I believe that it is, and that is an article of faith for me. I will admit that I have a difficult relationship with the Bible, and it’s only become more difficult as I’ve gotten older and learned more about it. Let’s take the Book of Hebrews, for example. I don’t like it. I don’t like the anti-Jewish bias, I don’t like the talk of the necessity of blood for atonement, and I don’t like the obscure references to the order of Melchizedek. Hebrews made it into the New Testament because the Church Fathers thought it was written by Paul. Based on the writing style and theology, virtually no one thinks that today.
But there it is, a strange (if beautifully written) anonymous letter in the middle of the library that is the New Testament, demanding to be reckoned with. Strangely, one of the reasons that I believe the Bible to be inspired is because it is such a difficult collection of books. It’s too real to be a hoax.
Also, I find the Bible to be resonant with my own beliefs about God. It seems very clear to me that God is intricately involved with the cosmos, and even with human affairs. This is the unequivocal testimony of the Abrahamic religions, and I think it is generally counter to the human proclivities regarding God. When humans make up religions, they tend to be Gnostic — that is, they tend to preach a God who is pure spirit, and they exhort human practices that get to that God via strange, esoteric practices.

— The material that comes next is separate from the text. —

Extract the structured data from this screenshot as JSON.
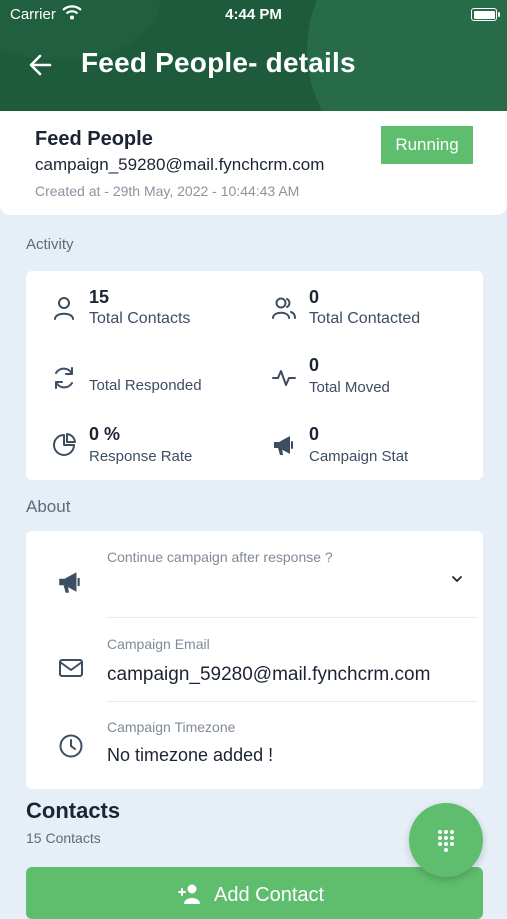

The Bible, on the other hand, depicts a God who is almost shockingly attached to creation, even by dint of God’s own self-limitation.
The orthodox Christian answer — and one with which I concur — is that the Bible is not actually God’s word. Jesus the Christ is God’s Word, and the Bible is the unique testimony to Jesus. Insofar as the Bible witnesses to God’s revelation of Godself in Jesus of Nazareth, then the Bible is the testimony to the Word of God — but the Bible in and of itself is not God’s word.

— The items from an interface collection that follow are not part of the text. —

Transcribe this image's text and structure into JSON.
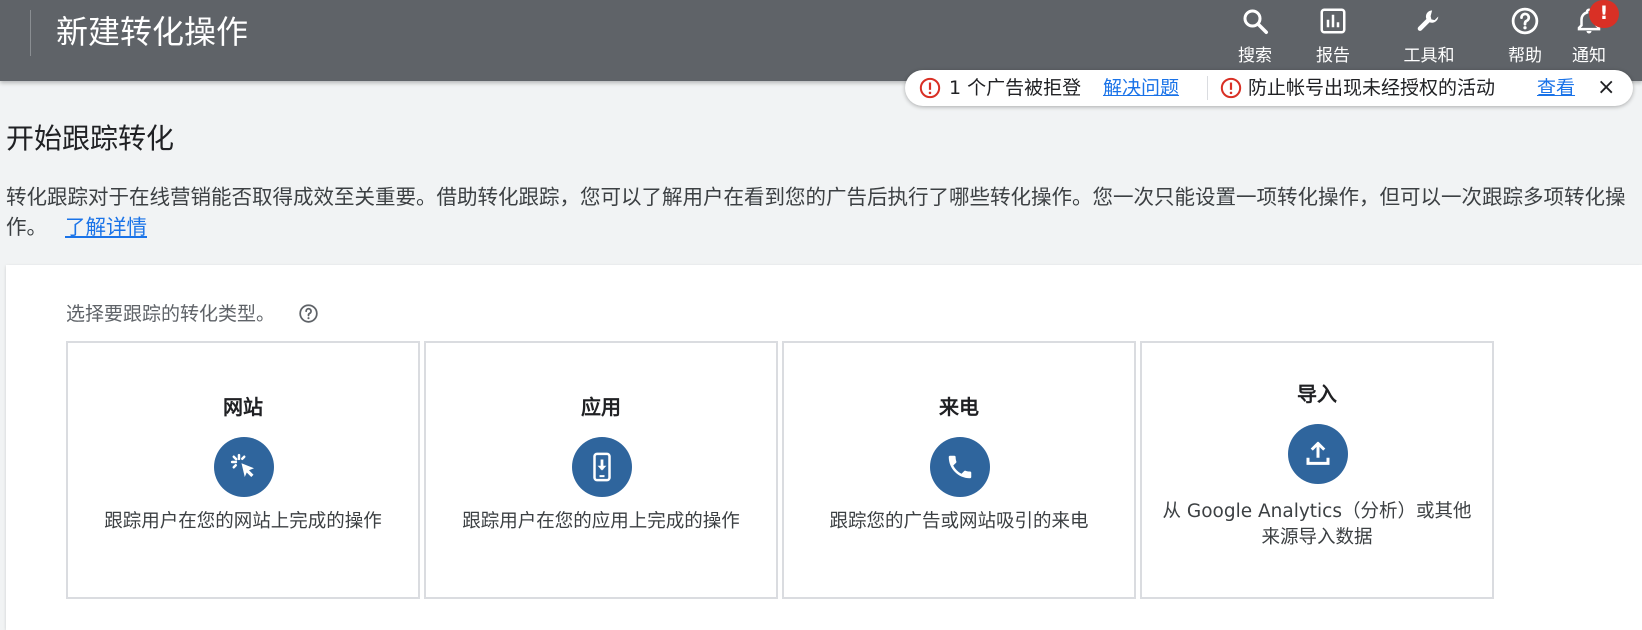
{
  "header": {
    "title": "新建转化操作",
    "nav": [
      {
        "label": "搜索",
        "icon": "search-icon"
      },
      {
        "label": "报告",
        "icon": "bar-chart-icon"
      },
      {
        "label": "工具和",
        "icon": "wrench-icon"
      },
      {
        "label": "帮助",
        "icon": "help-icon"
      },
      {
        "label": "通知",
        "icon": "bell-icon"
      }
    ],
    "notification_badge": "!"
  },
  "alerts": {
    "first_text": "1 个广告被拒登",
    "first_link": "解决问题",
    "second_text": "防止帐号出现未经授权的活动",
    "second_link": "查看",
    "close_label": "×"
  },
  "main": {
    "title": "开始跟踪转化",
    "description": "转化跟踪对于在线营销能否取得成效至关重要。借助转化跟踪，您可以了解用户在看到您的广告后执行了哪些转化操作。您一次只能设置一项转化操作，但可以一次跟踪多项转化操作。",
    "learn_more": "了解详情",
    "prompt": "选择要跟踪的转化类型。",
    "cards": [
      {
        "title": "网站",
        "description": "跟踪用户在您的网站上完成的操作",
        "icon": "cursor-click-icon"
      },
      {
        "title": "应用",
        "description": "跟踪用户在您的应用上完成的操作",
        "icon": "phone-download-icon"
      },
      {
        "title": "来电",
        "description": "跟踪您的广告或网站吸引的来电",
        "icon": "phone-call-icon"
      },
      {
        "title": "导入",
        "description_line1": "从 Google Analytics（分析）或其他",
        "description_line2": "来源导入数据",
        "icon": "upload-icon"
      }
    ]
  },
  "colors": {
    "topbar": "#5f6368",
    "accent": "#2f659d",
    "link": "#1a73e8",
    "error": "#d93025"
  }
}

Finally, should the Bible be your sole authority? Absolutely not! For one, God gave you reason, and your reason and intellect should temper any fideist leanings that you have. For another, human beings are essentially relational beings; we’re not meant to be alone, nor to interpret this collection of books alone. And thirdly, a great host of hermeneuts has proceeded you and me in interpreting this text — whatever we think of the Bible and what it means should be put in conversation with those who’ve gone before us. They don’t get to trump our interpretations, but they do get a voice in the conversation.
Jake, how one reads the Bible is at the very core of what it means to be a Christian. Every issue that has divided Christians in the past and that divides us today (women in the church, slavery, gay marriage, etc.) comes down to interpretation of the Bible. In other words, you’ve asked the most important question there is.